Luciana Majoni (Cortina d’Ampezzo, 1947) explores the many facets of beauty in photographs, in which she unites formal learning with knowledge of art history.
The punctilious visual synthesis that characterises the artist’s work exalts unusual details and barely-perceptible sensations in genres ranging from landscape to portraiture and from still life to interiors. She also interrogates the work-as-object, using different printing techniques and formats, and continues on to site-specific installations and to playing with the concept of originality by intervening directly on her negatives or her prints.

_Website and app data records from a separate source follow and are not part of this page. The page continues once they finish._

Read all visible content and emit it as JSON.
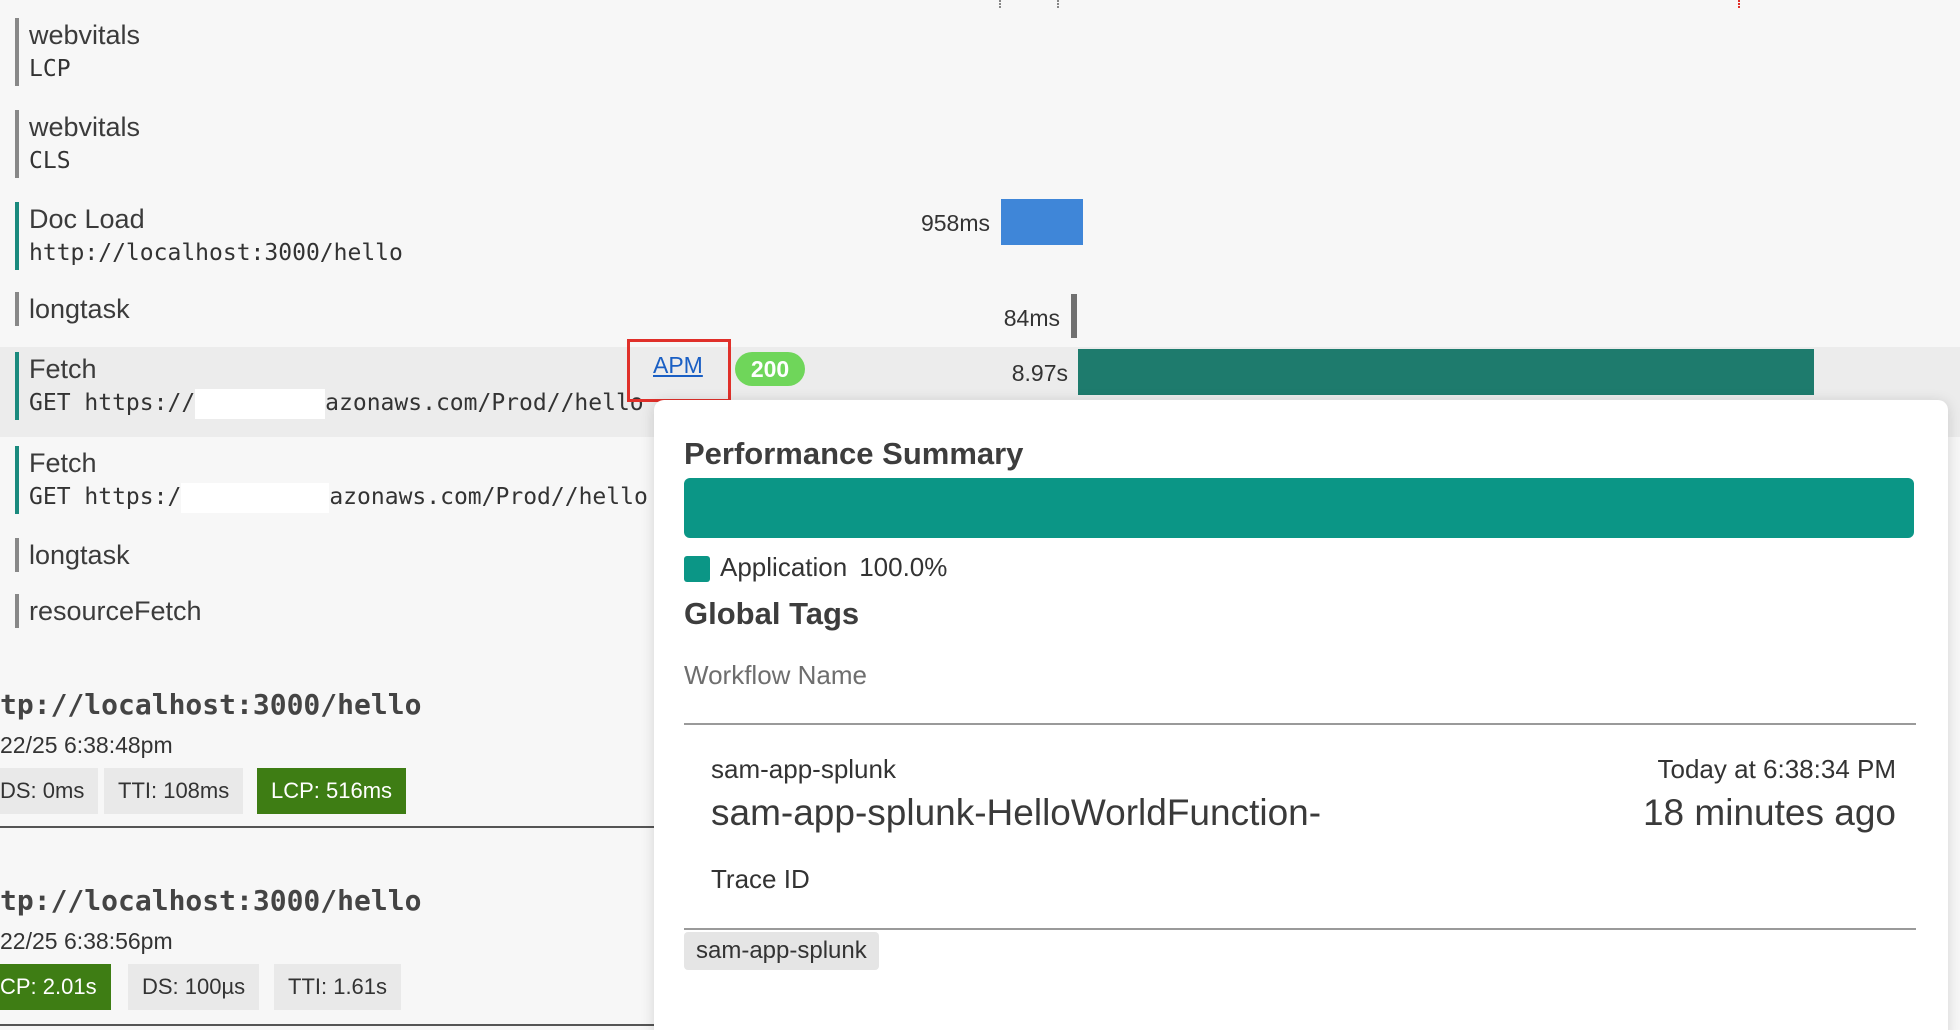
{
  "spans": [
    {
      "name": "webvitals",
      "sub": "LCP"
    },
    {
      "name": "webvitals",
      "sub": "CLS"
    },
    {
      "name": "Doc Load",
      "sub": "http://localhost:3000/hello",
      "duration": "958ms",
      "bar_color": "#3f86d8"
    },
    {
      "name": "longtask",
      "duration": "84ms",
      "bar_color": "#707070"
    },
    {
      "name": "Fetch",
      "sub_prefix": "GET https://",
      "sub_suffix": "azonaws.com/Prod//hello",
      "link": "APM",
      "status": "200",
      "duration": "8.97s",
      "bar_color": "#1e7b6d"
    },
    {
      "name": "Fetch",
      "sub_prefix": "GET https:/",
      "sub_suffix": "azonaws.com/Prod//hello"
    },
    {
      "name": "longtask"
    },
    {
      "name": "resourceFetch"
    }
  ],
  "sessions": [
    {
      "url": "tp://localhost:3000/hello",
      "date": "22/25 6:38:48pm",
      "chips": [
        "DS: 0ms",
        "TTI: 108ms",
        "LCP: 516ms"
      ]
    },
    {
      "url": "tp://localhost:3000/hello",
      "date": "22/25 6:38:56pm",
      "chips": [
        "CP: 2.01s",
        "DS: 100µs",
        "TTI: 1.61s"
      ]
    }
  ],
  "popover": {
    "perf_title": "Performance Summary",
    "legend_label": "Application",
    "legend_pct": "100.0%",
    "application_share": 1.0,
    "tags_title": "Global Tags",
    "tag_label": "Workflow Name",
    "trace": {
      "service": "sam-app-splunk",
      "operation": "sam-app-splunk-HelloWorldFunction-",
      "time": "Today at 6:38:34 PM",
      "ago": "18 minutes ago",
      "trace_id_label": "Trace ID",
      "tag_chip": "sam-app-splunk"
    }
  },
  "colors": {
    "accent_teal": "#0b9686",
    "status_green": "#6fd65a",
    "lcp_green": "#3e7d14",
    "highlight_red": "#e0302a"
  }
}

In the selection of photographs presented at the Museo Novecento we see the force that has moved her research since the beginning: the beautiful, in the classical sense; aesthetics united with an ethical stance. Majoni captures and celebrates a vital, pulsing beauty that becomes a unifying principle for humanity, the natural world and art: her photographs in fact catch the crisp lightness of a head of lettuce (Kallimachos, 1, 2004), the neoclassical tenderness of a woman’s face (Volto, 2, 2004), the monumentality of a cedar tree (Natura morta con cedro [Still Life with Cedar], 2009), the impudence behind the eyes of a little girl (Alice, 2007). The exhibition path lingers on the portrait, a genre which the photographer began to approach in 1999-2000 with her Volti (Faces) series and which she investigated over the course of a decade, producing numerous variations and following various cues, from the most traditional portraits to the most lyrical of interpretations. Her images stand out for their carefully-measured blacks and whites that allow the figure, and the gaze in particular, to emerge from a background that is dark or dense with fluo effects achieved by airbrushing.